[To do]
A word-for-word copy of the entries, with images excluded, is the expected answer.

++++ Data shown

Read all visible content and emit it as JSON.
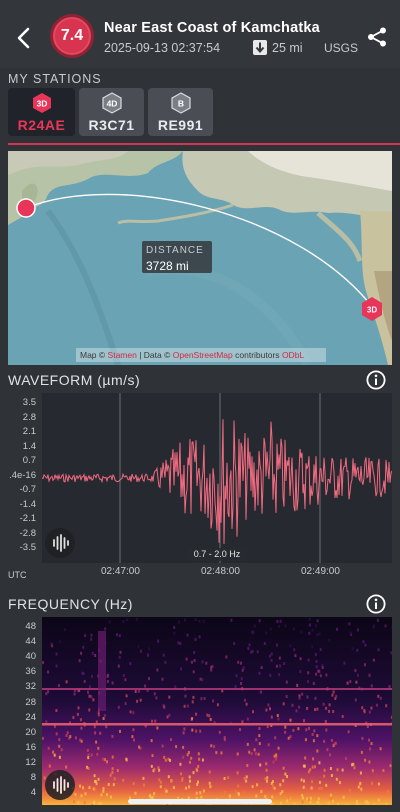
{
  "event": {
    "magnitude": "7.4",
    "title": "Near East Coast of Kamchatka",
    "datetime": "2025-09-13 02:37:54",
    "depth": "25 mi",
    "source": "USGS"
  },
  "stations": {
    "label": "MY STATIONS",
    "items": [
      {
        "badge": "3D",
        "code": "R24AE",
        "selected": true
      },
      {
        "badge": "4D",
        "code": "R3C71",
        "selected": false
      },
      {
        "badge": "B",
        "code": "RE991",
        "selected": false
      }
    ]
  },
  "map": {
    "distance_label": "DISTANCE",
    "distance_value": "3728 mi",
    "station_badge": "3D",
    "attribution_prefix": "Map ©",
    "attribution_provider": "Stamen",
    "attribution_mid": "| Data ©",
    "attribution_data": "OpenStreetMap",
    "attribution_suffix": "contributors",
    "attribution_extra": "ODbL"
  },
  "waveform": {
    "title": "WAVEFORM (µm/s)",
    "y_ticks": [
      "3.5",
      "2.8",
      "2.1",
      "1.4",
      "0.7",
      ".4e-16",
      "-0.7",
      "-1.4",
      "-2.1",
      "-2.8",
      "-3.5"
    ],
    "x_ticks": [
      "02:47:00",
      "02:48:00",
      "02:49:00"
    ],
    "utc_label": "UTC",
    "filter_label": "0.7 - 2.0 Hz"
  },
  "frequency": {
    "title": "FREQUENCY (Hz)",
    "y_ticks": [
      "48",
      "44",
      "40",
      "36",
      "32",
      "28",
      "24",
      "20",
      "16",
      "12",
      "8",
      "4"
    ]
  },
  "colors": {
    "accent": "#e8365a",
    "magnitude_bg": "#d8334f",
    "waveform": "#f06a80",
    "panel_bg": "#2f3338"
  },
  "icons": [
    "back-chevron-icon",
    "depth-arrow-icon",
    "share-icon",
    "info-icon",
    "sound-wave-icon"
  ]
}
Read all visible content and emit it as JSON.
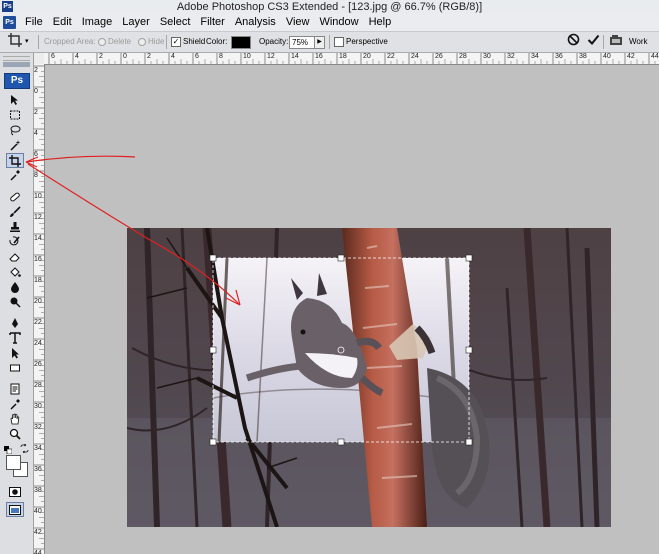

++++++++

[Task answer]
Read all visible content and emit it as JSON.
{
  "event": {
    "magnitude": "7.4",
    "title": "Near East Coast of Kamchatka",
    "datetime": "2025-09-13 02:37:54",
    "depth": "25 mi",
    "source": "USGS"
  },
  "stations": {
    "label": "MY STATIONS",
    "items": [
      {
        "badge": "3D",
        "code": "R24AE",
        "selected": true
      },
      {
        "badge": "4D",
        "code": "R3C71",
        "selected": false
      },
      {
        "badge": "B",
        "code": "RE991",
        "selected": false
      }
    ]
  },
  "map": {
    "distance_label": "DISTANCE",
    "distance_value": "3728 mi",
    "station_badge": "3D",
    "attribution_prefix": "Map ©",
    "attribution_provider": "Stamen",
    "attribution_mid": "| Data ©",
    "attribution_data": "OpenStreetMap",
    "attribution_suffix": "contributors",
    "attribution_extra": "ODbL"
  },
  "waveform": {
    "title": "WAVEFORM (µm/s)",
    "y_ticks": [
      "3.5",
      "2.8",
      "2.1",
      "1.4",
      "0.7",
      ".4e-16",
      "-0.7",
      "-1.4",
      "-2.1",
      "-2.8",
      "-3.5"
    ],
    "x_ticks": [
      "02:47:00",
      "02:48:00",
      "02:49:00"
    ],
    "utc_label": "UTC",
    "filter_label": "0.7 - 2.0 Hz"
  },
  "frequency": {
    "title": "FREQUENCY (Hz)",
    "y_ticks": [
      "48",
      "44",
      "40",
      "36",
      "32",
      "28",
      "24",
      "20",
      "16",
      "12",
      "8",
      "4"
    ]
  },
  "colors": {
    "accent": "#e8365a",
    "magnitude_bg": "#d8334f",
    "waveform": "#f06a80",
    "panel_bg": "#2f3338"
  },
  "icons": [
    "back-chevron-icon",
    "depth-arrow-icon",
    "share-icon",
    "info-icon",
    "sound-wave-icon"
  ]
}
Read all visible content and emit it as JSON.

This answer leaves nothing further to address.